Sessions can be videoed, either for uploading, for many to view, or for showing people attending the event, what is happening. Watching something after it is over can help so much with being able to understand things better.

When I stop to do information sessions on clicker training, I will have handouts available, which are saved in my discussion list File section, where participants can download them from. Those who know me, know that I am using Sue Ailsby’s Training Levels steps, and I also use Dr. Karen Overall’s Relaxation Protocol steps. I have those saved in audio, on my iPhone, and also as links on my discussion list. So when I am working dogs, or teaching, along the way, these are easily accessible. Having this available virtually, makes it easy. I can’t forget them, and they don’t weigh anything.

Besides these resources, I do have more than 60 videos on You Tube, most on dog training, and these are also quite helpful in showing what I am talking about.

People will be able to keep track of where I am, and to contact me through this blog, but also, of course, I’ll be giving updates on Facebook, allowing last minute meetings, as well as the planning of other meetings and get togethers.

So thanks to the technology we have, these days, I can let people know where I am, and they can easily contact me, allowing us to set up sessions. Handouts and videos are all available, on line, which means all I need to do is let group leaders tell people what they need to access, and go over, before I arrive, making sure we are all on the same page. This saves time spent on explaining the basics to people, and gives them time to spend going over it, making sure that they do understand what I will be doing, or talking about.

Twenty Mile Training Run

Beautiful day, and I rode the furthest I have ridden. One and a half hours out, then turn around and come back, which added up to about 20 miles. My thighs and calves are making little worried sounds…I’ll see how I feel over the next few days.

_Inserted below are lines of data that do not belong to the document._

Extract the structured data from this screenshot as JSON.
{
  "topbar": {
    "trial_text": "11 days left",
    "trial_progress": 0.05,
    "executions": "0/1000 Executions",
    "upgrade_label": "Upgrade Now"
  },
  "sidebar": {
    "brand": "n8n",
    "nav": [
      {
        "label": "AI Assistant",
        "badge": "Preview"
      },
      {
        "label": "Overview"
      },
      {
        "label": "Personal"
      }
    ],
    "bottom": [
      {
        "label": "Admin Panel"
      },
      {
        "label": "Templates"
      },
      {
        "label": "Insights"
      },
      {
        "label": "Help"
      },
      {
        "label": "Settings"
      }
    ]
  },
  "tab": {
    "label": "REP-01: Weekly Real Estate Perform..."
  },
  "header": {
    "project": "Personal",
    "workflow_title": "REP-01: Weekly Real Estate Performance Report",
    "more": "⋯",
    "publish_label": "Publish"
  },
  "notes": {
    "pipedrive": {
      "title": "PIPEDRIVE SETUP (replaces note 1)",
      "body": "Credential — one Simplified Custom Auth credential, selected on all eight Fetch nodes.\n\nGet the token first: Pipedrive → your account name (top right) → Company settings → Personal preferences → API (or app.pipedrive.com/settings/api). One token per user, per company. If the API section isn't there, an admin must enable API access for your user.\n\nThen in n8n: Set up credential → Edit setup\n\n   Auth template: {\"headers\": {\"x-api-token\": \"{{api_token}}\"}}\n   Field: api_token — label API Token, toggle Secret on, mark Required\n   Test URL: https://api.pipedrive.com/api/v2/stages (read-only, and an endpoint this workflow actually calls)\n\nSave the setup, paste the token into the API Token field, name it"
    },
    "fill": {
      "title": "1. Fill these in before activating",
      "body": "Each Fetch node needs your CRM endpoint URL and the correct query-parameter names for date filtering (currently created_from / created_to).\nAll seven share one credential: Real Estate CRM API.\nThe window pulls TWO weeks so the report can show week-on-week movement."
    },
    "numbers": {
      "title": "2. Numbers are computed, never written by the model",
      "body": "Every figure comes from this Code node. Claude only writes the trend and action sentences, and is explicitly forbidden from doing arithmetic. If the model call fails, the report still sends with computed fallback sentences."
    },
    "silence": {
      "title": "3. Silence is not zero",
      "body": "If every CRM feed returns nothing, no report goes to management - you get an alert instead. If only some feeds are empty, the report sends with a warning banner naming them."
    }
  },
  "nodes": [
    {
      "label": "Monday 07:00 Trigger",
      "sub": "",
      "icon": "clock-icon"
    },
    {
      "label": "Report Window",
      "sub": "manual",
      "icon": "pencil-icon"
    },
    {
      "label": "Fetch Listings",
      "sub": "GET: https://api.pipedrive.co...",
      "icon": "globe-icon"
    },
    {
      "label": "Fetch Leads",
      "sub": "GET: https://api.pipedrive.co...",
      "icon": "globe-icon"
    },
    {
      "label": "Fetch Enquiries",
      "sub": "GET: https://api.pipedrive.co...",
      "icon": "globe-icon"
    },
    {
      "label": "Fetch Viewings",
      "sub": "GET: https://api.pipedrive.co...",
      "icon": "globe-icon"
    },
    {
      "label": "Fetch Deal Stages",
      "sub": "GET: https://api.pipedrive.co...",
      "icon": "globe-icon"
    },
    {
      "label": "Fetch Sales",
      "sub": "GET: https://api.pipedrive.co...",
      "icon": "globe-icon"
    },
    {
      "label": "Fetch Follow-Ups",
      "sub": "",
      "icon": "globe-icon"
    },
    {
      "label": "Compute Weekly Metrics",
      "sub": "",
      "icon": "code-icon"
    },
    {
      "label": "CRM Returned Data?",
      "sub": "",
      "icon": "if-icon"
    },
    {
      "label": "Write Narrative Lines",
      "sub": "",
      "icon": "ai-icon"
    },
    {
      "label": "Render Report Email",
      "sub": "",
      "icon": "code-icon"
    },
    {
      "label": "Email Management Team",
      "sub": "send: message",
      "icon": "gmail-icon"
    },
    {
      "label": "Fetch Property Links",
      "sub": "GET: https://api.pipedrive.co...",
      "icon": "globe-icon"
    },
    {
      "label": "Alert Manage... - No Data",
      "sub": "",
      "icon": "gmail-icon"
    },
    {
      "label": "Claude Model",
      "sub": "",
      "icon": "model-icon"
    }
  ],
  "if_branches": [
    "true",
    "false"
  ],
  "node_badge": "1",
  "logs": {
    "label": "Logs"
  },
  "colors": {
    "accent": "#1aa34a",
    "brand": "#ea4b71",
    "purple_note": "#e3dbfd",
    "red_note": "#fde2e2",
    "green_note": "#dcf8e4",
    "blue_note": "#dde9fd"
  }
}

When I start my trip, in about July, I will be heading west, to the ferry, which is about 30 miles from me. Or it would be, if I were a crow. But being human, I need to go around the giant body of water, which is part of the Pacific Ocean, and called Boundary Bay.

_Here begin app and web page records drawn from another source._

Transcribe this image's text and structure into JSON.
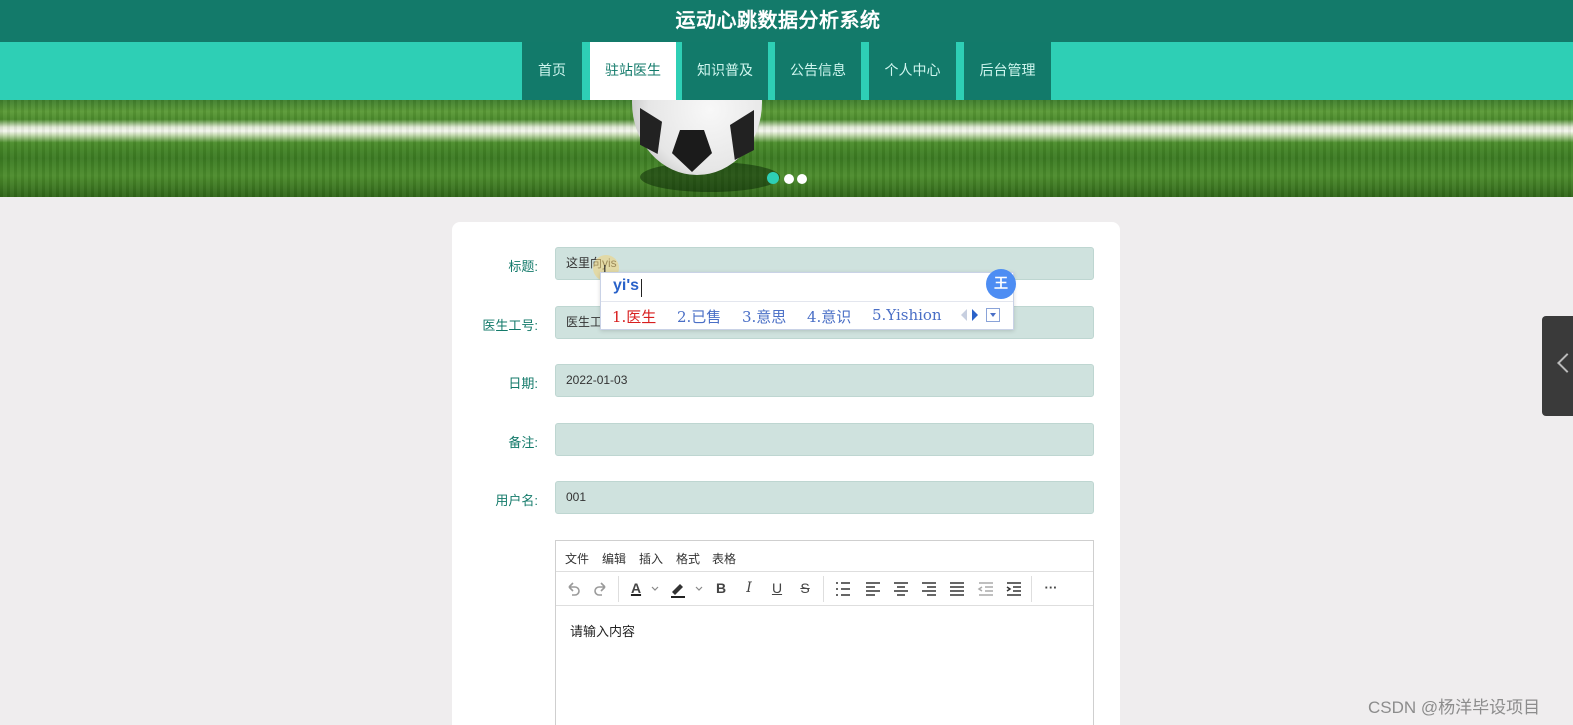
{
  "header": {
    "site_title": "运动心跳数据分析系统"
  },
  "nav": {
    "items": [
      {
        "label": "首页",
        "active": false
      },
      {
        "label": "驻站医生",
        "active": true
      },
      {
        "label": "知识普及",
        "active": false
      },
      {
        "label": "公告信息",
        "active": false
      },
      {
        "label": "个人中心",
        "active": false
      },
      {
        "label": "后台管理",
        "active": false
      }
    ]
  },
  "banner": {
    "slide_count": 3,
    "active_slide": 1
  },
  "form": {
    "fields": [
      {
        "label": "标题:",
        "value": "这里向yis"
      },
      {
        "label": "医生工号:",
        "value": "医生工"
      },
      {
        "label": "日期:",
        "value": "2022-01-03"
      },
      {
        "label": "备注:",
        "value": ""
      },
      {
        "label": "用户名:",
        "value": "001"
      }
    ]
  },
  "editor": {
    "menu": [
      "文件",
      "编辑",
      "插入",
      "格式",
      "表格"
    ],
    "toolbar_icons": [
      "undo-icon",
      "redo-icon",
      "text-color-icon",
      "highlight-color-icon",
      "bold-icon",
      "italic-icon",
      "underline-icon",
      "strikethrough-icon",
      "list-icon",
      "align-left-icon",
      "align-center-icon",
      "align-right-icon",
      "align-justify-icon",
      "outdent-icon",
      "indent-icon",
      "more-icon"
    ],
    "bold_label": "B",
    "italic_label": "I",
    "underline_label": "U",
    "strike_label": "S",
    "text_color_label": "A",
    "more_label": "···",
    "placeholder": "请输入内容"
  },
  "ime": {
    "input": "yi's",
    "candidates": [
      "1.医生",
      "2.已售",
      "3.意思",
      "4.意识",
      "5.Yishion"
    ],
    "logo": "王"
  },
  "watermark": "CSDN @杨洋毕设项目",
  "colors": {
    "primary": "#137a6a",
    "nav": "#2ecfb5",
    "input_bg": "#cfe2de",
    "page_bg": "#efedee"
  }
}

So, when I have ridden an hour, I arrive at Highway 99, and then head north, and that is on a very slight hill. Not too bad though. Today I had two minutes left in my plan of ‘ride toward my goal’ for 90 minutes. At the end of that time I was being squished between Highway 99 and a busy entrance lane of cars on my right.

Being a little tired, with a bit of a sore neck, I knew I would need to stop, get off the bike, turn, and wait for a space, before hurrying across the lane that was merging with the highway. Then I would have been on a downward sloping hill, and well before I reached the bottom, my two remaining minutes would have been up.

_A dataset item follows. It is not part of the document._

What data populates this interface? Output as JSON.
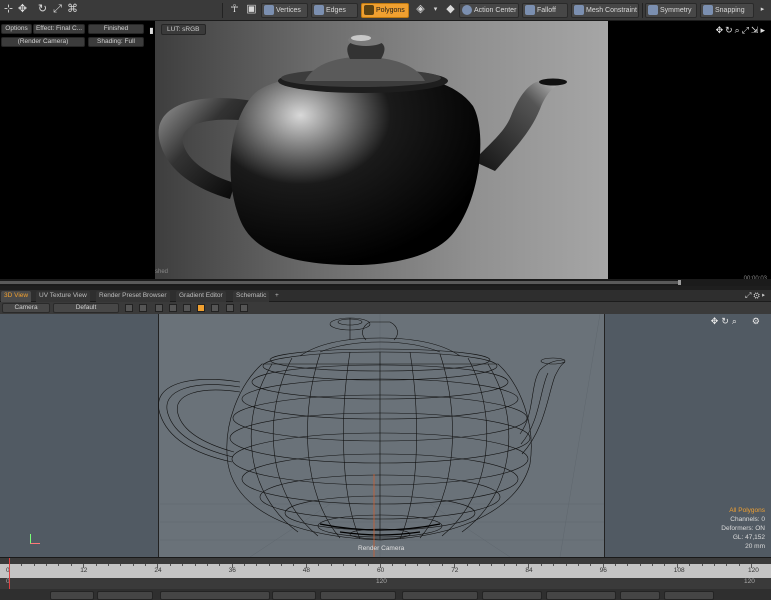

So I wisely decided to end that day’s run, and turn around and head back. This is the furthest I have ridden, and really, two minutes would not have made that much of a difference, unless I was tired enough that I got ‘messed up’ trying to make it across that lane. Not a good idea.

So, I got off my bike, in the small painted wedge of pavement, between the two lanes of vehicles (though the one on my right was actually empty at that time) turned, got back on, and wondered how I was going to do working my way 3 miles back to where I got on this highway, because it was all very slightly up hill. But, I did fine. I think I am getting stronger.

Then we (Vinnie and I) headed east, toward the road that leads down across the US/Canada border. We don’t go down it, just cross it, and the shoulders are very wide. We stopped at the store there, and got a garlic sausage bun that a guy was selling there, and had a break. Vinnie is a great passenger, but his tail wags wildly when I open his cage, and lift him out. He was quite impressed with the sausage bun that I shared with him.

Taking a Break

Then, having done 2/3s of our planned run today, it was back on the bike, thinking about the hill I will need to walk up.

Ok, let's go
Ok, let's go

And here is that darned ‘S’ hill. Not nice! Time to get off and push.

Looking down the hill
Looking down the hill
Looking up the hill
Looking up the hill

But the view was pretty:

Blue sky and sunshine
Blue sky and sunshine

We’ll do another run like this in a week or so, when I recover!